Nearing the end of construction on a new and quite expensive suburban home, painters were adding beautiful faux-painted walls in select rooms. The house was still vacant while many finishing touches were being completed. Oily rags used to complete the faux painting were left after a day’s work, and it is believed by fire investigators that either a workman’s discarded cigarette or a switch on a working light sparked to ignite the fumes from the oily rags. The ensuing fire and flames smoldered for quite some time, since the house was airtight. Smoke accumulated throughout the house until being noticed by a neighbor, who saw windows looking black and smoke seeping out.
Fire and smoke damage was extensive and the claim for insurance reimbursement was $96,745. As with many new-home situations, insurance responsibility was muddled. There was lots of subrogation between the builder’s policy, the homeowner’s policy and the painter’s policy. However, the full loss was covered for demolition, whole house deodorization and cleaning, repair of smoke and fire damage to all interior finishes, as well as replacement of insulation, new electrical wiring and fixtures, and structural building materials.

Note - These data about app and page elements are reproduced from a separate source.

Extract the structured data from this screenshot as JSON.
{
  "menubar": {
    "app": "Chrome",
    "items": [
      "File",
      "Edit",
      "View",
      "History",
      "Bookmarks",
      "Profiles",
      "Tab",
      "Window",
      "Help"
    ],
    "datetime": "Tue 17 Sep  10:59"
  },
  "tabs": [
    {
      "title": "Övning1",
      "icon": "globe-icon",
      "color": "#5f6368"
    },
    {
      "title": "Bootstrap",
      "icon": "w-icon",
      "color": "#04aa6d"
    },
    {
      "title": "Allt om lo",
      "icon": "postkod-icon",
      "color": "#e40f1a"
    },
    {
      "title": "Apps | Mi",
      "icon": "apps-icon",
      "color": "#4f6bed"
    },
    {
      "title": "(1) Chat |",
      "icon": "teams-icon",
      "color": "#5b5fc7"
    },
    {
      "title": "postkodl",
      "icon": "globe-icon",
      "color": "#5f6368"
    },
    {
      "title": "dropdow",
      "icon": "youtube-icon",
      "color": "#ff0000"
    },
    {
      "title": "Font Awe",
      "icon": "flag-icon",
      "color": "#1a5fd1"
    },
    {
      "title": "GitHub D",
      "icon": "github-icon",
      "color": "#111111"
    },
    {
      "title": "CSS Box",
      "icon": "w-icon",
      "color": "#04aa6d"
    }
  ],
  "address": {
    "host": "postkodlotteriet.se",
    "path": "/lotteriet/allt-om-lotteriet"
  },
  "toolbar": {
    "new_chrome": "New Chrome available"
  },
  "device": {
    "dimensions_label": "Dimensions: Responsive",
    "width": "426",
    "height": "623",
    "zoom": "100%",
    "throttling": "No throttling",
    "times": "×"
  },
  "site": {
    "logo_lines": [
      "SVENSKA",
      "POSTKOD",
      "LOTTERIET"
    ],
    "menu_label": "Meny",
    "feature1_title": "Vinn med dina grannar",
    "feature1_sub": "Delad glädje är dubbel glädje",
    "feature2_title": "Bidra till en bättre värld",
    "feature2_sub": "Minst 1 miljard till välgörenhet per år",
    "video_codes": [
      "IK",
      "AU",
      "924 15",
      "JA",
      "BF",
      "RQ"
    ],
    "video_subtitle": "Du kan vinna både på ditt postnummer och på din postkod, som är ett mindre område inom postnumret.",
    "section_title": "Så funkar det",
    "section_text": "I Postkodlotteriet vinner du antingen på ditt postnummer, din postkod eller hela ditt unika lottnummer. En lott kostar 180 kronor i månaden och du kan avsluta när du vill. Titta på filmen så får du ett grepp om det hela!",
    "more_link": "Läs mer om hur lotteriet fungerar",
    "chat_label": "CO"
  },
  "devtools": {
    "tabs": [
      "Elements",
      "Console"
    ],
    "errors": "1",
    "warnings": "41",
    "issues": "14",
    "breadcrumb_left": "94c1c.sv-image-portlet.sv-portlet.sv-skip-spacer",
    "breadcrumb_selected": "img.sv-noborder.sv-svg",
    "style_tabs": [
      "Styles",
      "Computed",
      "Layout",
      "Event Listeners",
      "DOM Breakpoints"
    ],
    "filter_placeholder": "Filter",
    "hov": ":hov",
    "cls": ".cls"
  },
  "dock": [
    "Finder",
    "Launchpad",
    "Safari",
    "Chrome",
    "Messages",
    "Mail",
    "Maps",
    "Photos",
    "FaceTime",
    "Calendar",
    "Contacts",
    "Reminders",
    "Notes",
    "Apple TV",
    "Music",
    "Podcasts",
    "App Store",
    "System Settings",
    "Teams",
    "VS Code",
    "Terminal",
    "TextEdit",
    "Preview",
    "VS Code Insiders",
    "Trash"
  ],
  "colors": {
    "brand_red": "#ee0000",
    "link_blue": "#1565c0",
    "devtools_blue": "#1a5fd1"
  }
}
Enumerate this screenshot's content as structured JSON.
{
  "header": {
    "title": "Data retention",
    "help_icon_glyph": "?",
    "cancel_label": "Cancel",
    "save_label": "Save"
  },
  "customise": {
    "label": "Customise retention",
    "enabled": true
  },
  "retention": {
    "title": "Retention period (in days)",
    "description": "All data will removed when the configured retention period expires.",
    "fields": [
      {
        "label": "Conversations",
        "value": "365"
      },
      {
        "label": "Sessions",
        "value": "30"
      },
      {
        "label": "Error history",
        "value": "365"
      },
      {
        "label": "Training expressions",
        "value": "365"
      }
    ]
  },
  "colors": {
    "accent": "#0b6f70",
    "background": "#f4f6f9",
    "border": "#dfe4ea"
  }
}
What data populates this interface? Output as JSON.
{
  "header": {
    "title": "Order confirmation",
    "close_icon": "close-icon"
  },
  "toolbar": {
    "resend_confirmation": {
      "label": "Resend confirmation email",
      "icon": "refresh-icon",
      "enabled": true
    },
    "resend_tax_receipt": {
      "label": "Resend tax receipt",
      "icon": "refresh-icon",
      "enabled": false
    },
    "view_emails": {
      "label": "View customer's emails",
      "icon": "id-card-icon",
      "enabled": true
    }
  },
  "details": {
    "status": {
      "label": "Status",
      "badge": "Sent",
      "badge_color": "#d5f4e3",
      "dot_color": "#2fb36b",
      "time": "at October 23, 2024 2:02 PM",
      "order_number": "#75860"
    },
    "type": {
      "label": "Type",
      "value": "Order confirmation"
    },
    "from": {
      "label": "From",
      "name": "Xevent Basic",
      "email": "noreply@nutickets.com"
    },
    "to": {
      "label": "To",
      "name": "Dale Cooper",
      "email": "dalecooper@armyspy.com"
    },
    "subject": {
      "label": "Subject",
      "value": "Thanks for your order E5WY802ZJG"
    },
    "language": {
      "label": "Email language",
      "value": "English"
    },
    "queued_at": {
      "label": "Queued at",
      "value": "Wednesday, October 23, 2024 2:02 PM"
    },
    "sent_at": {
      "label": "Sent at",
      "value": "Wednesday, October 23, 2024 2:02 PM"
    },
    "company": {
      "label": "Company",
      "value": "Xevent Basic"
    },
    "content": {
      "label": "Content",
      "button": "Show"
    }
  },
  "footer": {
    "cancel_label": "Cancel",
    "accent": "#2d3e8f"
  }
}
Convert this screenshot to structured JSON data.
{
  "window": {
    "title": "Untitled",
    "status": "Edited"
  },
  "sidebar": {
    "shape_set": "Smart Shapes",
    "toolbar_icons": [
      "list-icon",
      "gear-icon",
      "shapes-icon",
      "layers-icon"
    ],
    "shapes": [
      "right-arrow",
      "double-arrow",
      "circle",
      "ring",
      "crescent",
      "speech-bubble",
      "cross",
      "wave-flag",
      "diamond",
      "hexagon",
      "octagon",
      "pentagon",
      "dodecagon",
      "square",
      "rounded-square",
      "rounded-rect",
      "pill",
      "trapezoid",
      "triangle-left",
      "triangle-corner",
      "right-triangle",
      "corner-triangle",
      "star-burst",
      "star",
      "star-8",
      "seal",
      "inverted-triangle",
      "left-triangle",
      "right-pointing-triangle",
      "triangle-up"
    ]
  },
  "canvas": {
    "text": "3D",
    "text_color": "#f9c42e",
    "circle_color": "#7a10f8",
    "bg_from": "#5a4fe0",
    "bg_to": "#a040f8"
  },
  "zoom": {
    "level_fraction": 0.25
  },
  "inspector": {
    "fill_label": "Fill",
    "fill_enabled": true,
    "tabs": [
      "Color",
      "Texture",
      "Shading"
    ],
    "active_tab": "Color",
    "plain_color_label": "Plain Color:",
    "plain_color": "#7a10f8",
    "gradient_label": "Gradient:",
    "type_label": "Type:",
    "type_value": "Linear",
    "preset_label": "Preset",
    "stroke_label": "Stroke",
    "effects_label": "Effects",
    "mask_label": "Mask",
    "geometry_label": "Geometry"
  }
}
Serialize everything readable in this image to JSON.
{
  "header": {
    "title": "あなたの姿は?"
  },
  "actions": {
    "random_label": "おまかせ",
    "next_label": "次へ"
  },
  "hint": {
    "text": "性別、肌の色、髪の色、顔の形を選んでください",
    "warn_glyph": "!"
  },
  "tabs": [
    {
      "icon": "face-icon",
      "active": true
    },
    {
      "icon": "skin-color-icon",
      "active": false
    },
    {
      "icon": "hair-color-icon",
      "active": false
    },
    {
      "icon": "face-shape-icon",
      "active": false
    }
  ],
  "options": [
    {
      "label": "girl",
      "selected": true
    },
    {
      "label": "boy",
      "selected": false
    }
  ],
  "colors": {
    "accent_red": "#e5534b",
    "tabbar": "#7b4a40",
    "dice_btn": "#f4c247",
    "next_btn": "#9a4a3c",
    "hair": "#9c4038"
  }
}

Supervising home construction work and the many opportunities for forgetfulness and carelessness is not a simple task. The lesson here, however, rests on following three principles: properly disposing of flammable items at the end of each workday, cleaning up all jobsites after each day’s work, and making certain that all subs are properly licensed and paid up to date on their insurance and fully insured for property liabilities and workman’s comprehensive coverage.